Imagine that after signing a real estate sales contract, the buyer and seller have a change of heart.  Neither party wants to honor the contract. This situation is a voluntary rescission between the buyer and the seller.  The seller compensates the broker, who returns the earnest money to the buyer, who accepts it and goes about the task of finding another house.
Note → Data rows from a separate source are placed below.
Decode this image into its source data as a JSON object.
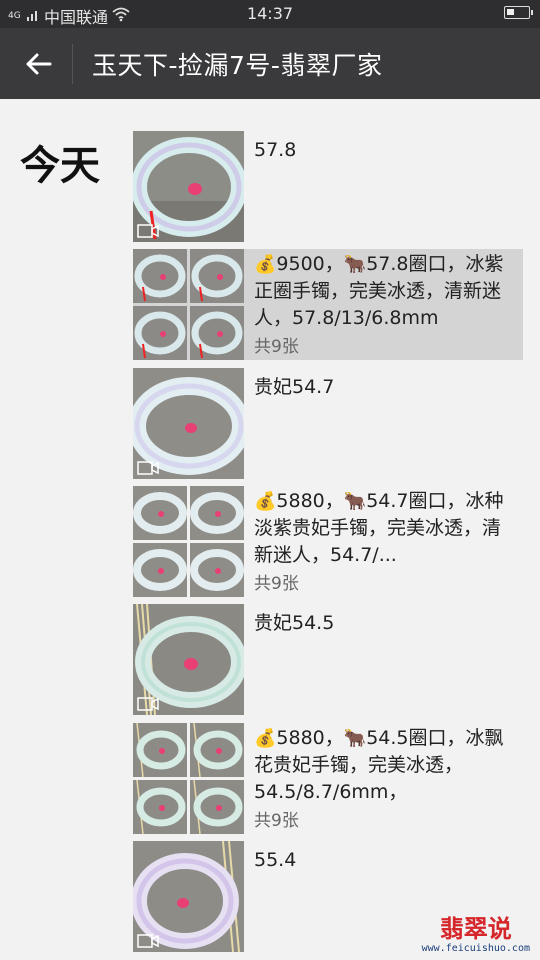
{
  "status_bar": {
    "network": "4G",
    "carrier": "中国联通",
    "time": "14:37",
    "battery_level": 0.35
  },
  "header": {
    "title": "玉天下-捡漏7号-翡翠厂家",
    "back_icon": "arrow-left-icon"
  },
  "feed": {
    "day_label": "今天",
    "items": [
      {
        "type": "video",
        "text": "57.8"
      },
      {
        "type": "album",
        "price_emoji": "💰",
        "cow_emoji": "🐂",
        "price": "9500，",
        "size": "57.8圈口，冰紫正圈手镯，完美冰透，清新迷人，57.8/13/6.8mm",
        "count": "共9张"
      },
      {
        "type": "video",
        "text": "贵妃54.7"
      },
      {
        "type": "album",
        "price_emoji": "💰",
        "cow_emoji": "🐂",
        "price": "5880，",
        "size": "54.7圈口，冰种淡紫贵妃手镯，完美冰透，清新迷人，54.7/...",
        "count": "共9张"
      },
      {
        "type": "video",
        "text": "贵妃54.5"
      },
      {
        "type": "album",
        "price_emoji": "💰",
        "cow_emoji": "🐂",
        "price": "5880，",
        "size": "54.5圈口，冰飘花贵妃手镯，完美冰透，54.5/8.7/6mm，",
        "count": "共9张"
      },
      {
        "type": "video",
        "text": "55.4"
      }
    ]
  },
  "watermark": {
    "name": "翡翠说",
    "url": "www.feicuishuo.com"
  },
  "colors": {
    "status_bg": "#2e2e30",
    "header_bg": "#3a3a3c",
    "highlight": "#d4d4d4",
    "watermark_red": "#d5272b"
  }
}
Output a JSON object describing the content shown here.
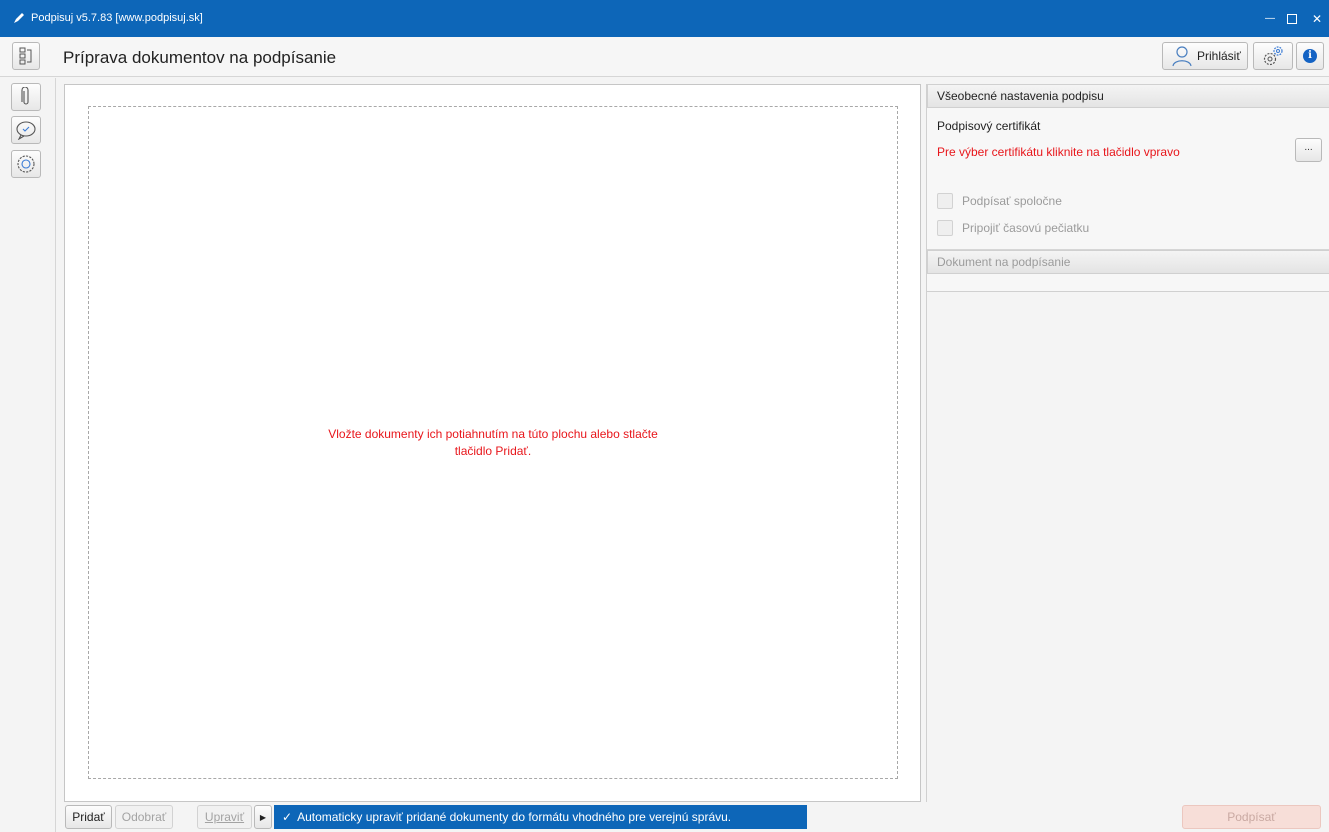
{
  "window": {
    "title": "Podpisuj v5.7.83 [www.podpisuj.sk]",
    "minimize_glyph": "—",
    "close_glyph": "✕"
  },
  "header": {
    "page_title": "Príprava dokumentov na podpísanie",
    "login_label": "Prihlásiť",
    "info_glyph": "i"
  },
  "main": {
    "drop_message": "Vložte dokumenty ich potiahnutím na túto plochu alebo stlačte tlačidlo Pridať."
  },
  "settings_panel": {
    "section_title": "Všeobecné nastavenia podpisu",
    "certificate_label": "Podpisový certifikát",
    "certificate_hint": "Pre výber certifikátu kliknite na tlačidlo vpravo",
    "browse_label": "...",
    "checkboxes": [
      {
        "label": "Podpísať spoločne",
        "checked": false,
        "enabled": false
      },
      {
        "label": "Pripojiť časovú pečiatku",
        "checked": false,
        "enabled": false
      }
    ],
    "document_section_title": "Dokument na podpísanie"
  },
  "bottombar": {
    "add_label": "Pridať",
    "remove_label": "Odobrať",
    "edit_label": "Upraviť",
    "play_glyph": "▶",
    "check_glyph": "✓",
    "auto_edit_text": "Automaticky upraviť pridané dokumenty do formátu vhodného pre verejnú správu.",
    "sign_label": "Podpísať"
  },
  "colors": {
    "titlebar": "#0d66b8",
    "warning_text": "#e8161b",
    "info_icon": "#1463c4",
    "sign_button_disabled": "#f7ded8"
  },
  "icons": [
    "app-pen-icon",
    "document-tree-icon",
    "user-icon",
    "gears-icon",
    "info-icon",
    "paperclip-icon",
    "speech-check-icon",
    "badge-gear-icon"
  ]
}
Cancellation is the same as rescission with the exception that the injured party retains the right to sue for damages.

 

(b) 

DAMAGES - A second remedy available to the injured party in a breach of contract is a lawsuit to recover a financial loss caused by the breach of contract.   The court tries to place the injured party in approximately the same financial position he or she was in under the terms of the contract.   The money awarded to the injured party is compensatory damages with the amount of the award determined by the extent of the financial injury.

In certain situations, the parties to the contract may foresee the possibility that a breach of contract may occur.  Consequently, they may agree on an amount of money to be paid to the injured party in case the default does take place.  In this situation, the predetermined sum of money is liquidated damages.  The earnest money deposit frequently is treated as liquidated damages in case of a breach of the sales contract by the buyer, even though the seller may also retain the right to sue for additional damages.

 

(c)  

SPECIFIC PERFORMANCE - Another remedy for breach of contract is specific performance.  In a sales contract, the courts may grant the injured party (typically the buyer) a court order requiring that the defaulting party (typically the seller) sell the property according to the specific terms included in the agreement.  This remedy usually involves properties that are unique such as works of art and real estate.  If the judge requires evidence of the property's uniqueness, certain attributes or characteristics of the property, or the relationship between the owner and the use of the property, can be used to show it is unique.  If the buyer, as the injured party, can show that the property is unique, he or she can request specific performance of the contract instead of money damages.  If the judge rules in favor of the buyer, the seller must complete the transaction negotiated in the contract.